There is an urgent need of bringing suitable legal and judicial reforms in India and innovative concepts like ODR and E-Courts can go a long way in achieving this objective. The National Litigation Policy of India (NLPI) has also unfortunately failed to accommodate these innovative concepts. Law Minister Veerappa Moily must include these innovative methods in the amended NLPI as soon as possible.

Tuesday, July 20, 2010

Online Dispute Resolution And Cross Border E-Commerce Transactions

Online dispute resolution (ODR) essentially involves innovative use of Information and Communication Technology (ICT) to resolve disputes. ODR is an improvement of the traditional alternative dispute resolution (ADR) mechanisms like arbitration, mediation, conciliations, etc. Although all these forms of ADR mechanism are still used in ODR yet the main difference is that of technology.

Being technology driven, ODR is a very wide field. It can be used for resolving various interpersonal disputes including consumer to consumer disputes (C2C) or marital separation; to court disputes and interstate conflicts. However, the most significant use of ODR is its application to e-commerce. In particular ODR is most suitable for resolving disputes arising out of business to consumer (B2C) and business to business (B2B) online transactions.

ODR is also conducive for resolving disputes between parties that are residing in far away and opposite countries of the World. In this ICT connected World, ODR is increasingly used for resolving disputes arising out of cross-border electronic commerce transactions, including B2B and B2C transactions.

However, ODR cannot succeed in the absence of harmonised legal and regulatory framework. There must be a common standard and best practices for ODR to succeed. Similarly, another key factor for the success of ODR is efficient enforcement. Without efficient enforcement ODR would lack the appeal to the parties to adopt ODR for dispute resolution.

Although the journey of ODR has begun yet it has still to cover a long gap. At
Perry4Law we would always strive for the betterment of ODR in general and parties to the dispute in particular. Our specialised Techno Legal Segment Perry4Law Techno Legal Base (PTLB) has been working in the sphere of “International Harmonisation” regarding ODR.

We are not only providing Techno Legal ODR Services but are also working in the direction of Research, Training, Education and Policy Making regarding ADR and ODR. We hope our initiatives and efforts would prove useful for all concerned.

Monday, July 19, 2010

Online Dispute Resolution Got Techno Legal Boost

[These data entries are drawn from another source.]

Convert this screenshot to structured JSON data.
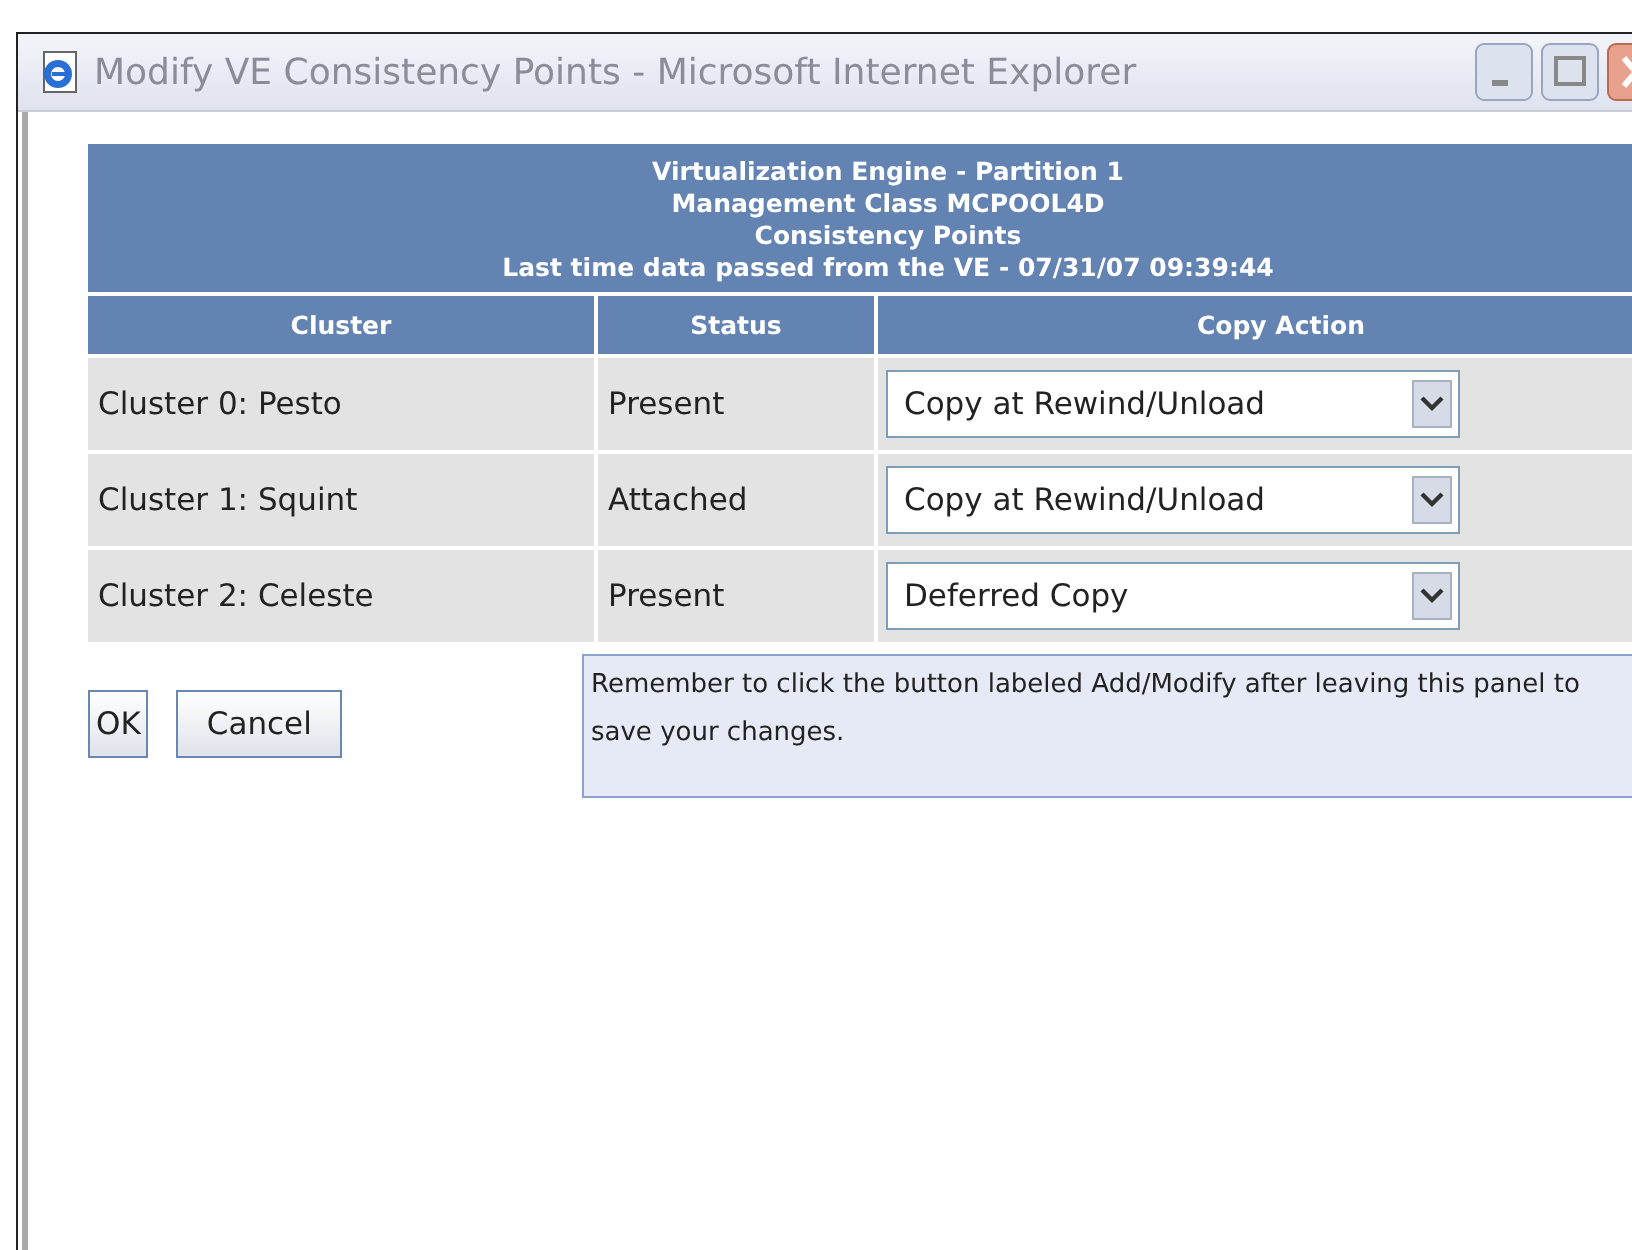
{
  "window": {
    "title": "Modify VE Consistency Points - Microsoft Internet Explorer"
  },
  "header": {
    "lines": [
      "Virtualization Engine - Partition 1",
      "Management Class MCPOOL4D",
      "Consistency Points",
      "Last time data passed from the VE - 07/31/07 09:39:44"
    ]
  },
  "table": {
    "columns": [
      "Cluster",
      "Status",
      "Copy Action"
    ],
    "rows": [
      {
        "cluster": "Cluster 0: Pesto",
        "status": "Present",
        "copy_action": "Copy at Rewind/Unload"
      },
      {
        "cluster": "Cluster 1: Squint",
        "status": "Attached",
        "copy_action": "Copy at Rewind/Unload"
      },
      {
        "cluster": "Cluster 2: Celeste",
        "status": "Present",
        "copy_action": "Deferred Copy"
      }
    ]
  },
  "buttons": [
    "OK",
    "Cancel"
  ],
  "note": "Remember to click the button labeled Add/Modify after leaving this panel to save your changes."
}
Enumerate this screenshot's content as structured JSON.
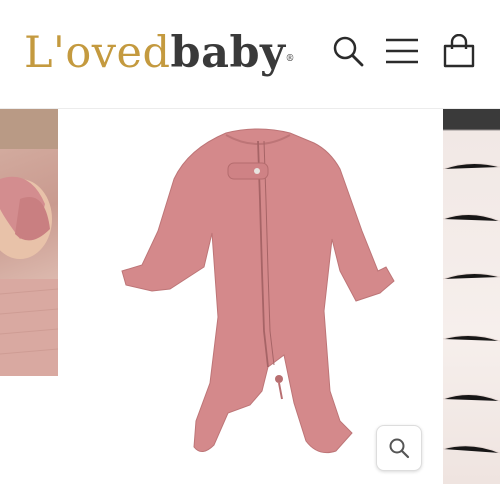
{
  "brand": {
    "logo_part1": "L'oved",
    "logo_part2": "baby",
    "registered_mark": "®",
    "gold_color": "#c49a3f",
    "dark_color": "#3a3a3a"
  },
  "header_icons": [
    "search-icon",
    "menu-icon",
    "shopping-bag-icon"
  ],
  "gallery": {
    "product_color": "#d4898b",
    "zoom_icon": "magnifier-icon"
  }
}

Alternative Dispute Resolution (ADR) is an important method of speedier, economic and effective dispute resolution. Information and communication technology (ICT) has further increased the efficiency and benefits of ADR. Now the newer concepts like Cyber Arbitration, Cyber Mediation, Online Dispute Resolution (ODR), etc have emerged.

Trans border E-Commerce activities and business activities mandate that there must be an effective, timely and suitable ADR and ODR mechanism in place where business have to be established. This correlation of foreign direct investment and ADR and ODR is not only direct but also very remunerative. Absence of effective ADR and ODR mechanism may prove detrimental to the valuable foreign exchange.

Perry4Law is managing exclusive Techno Legal ADR and ODR Services in India and World wide. Further, Perry4Law Techno Legal Base (PTLB) is also managing the best techno Legal ADR and ODR Research and Training Centre of India and World wide. The best part is that these ADR and ODR initiatives have been “Integrated” with an allied and very promising field known as E-Courts.

To provide holistic and coordinating activities regarding ADR and ODR, Perry4Law and PTLB have launched the most comprehensive
Techno Legal Initiatives of the World. This initiative is combining all the possible aspects of Techno Legal Field at a “Single Platform”.

The only requirement that remained was a Blog through which we can share our ideas, projects, initiatives, collaborative activities, etc. With the present platform even this has been achieved.

Persons or institutions interested in having a joint project, sponsorship, partnership, tie up, association, memorandum of understanding (MOU), etc may contact at pd37 at rediffmail dot com or perry4law at yahoo dot com.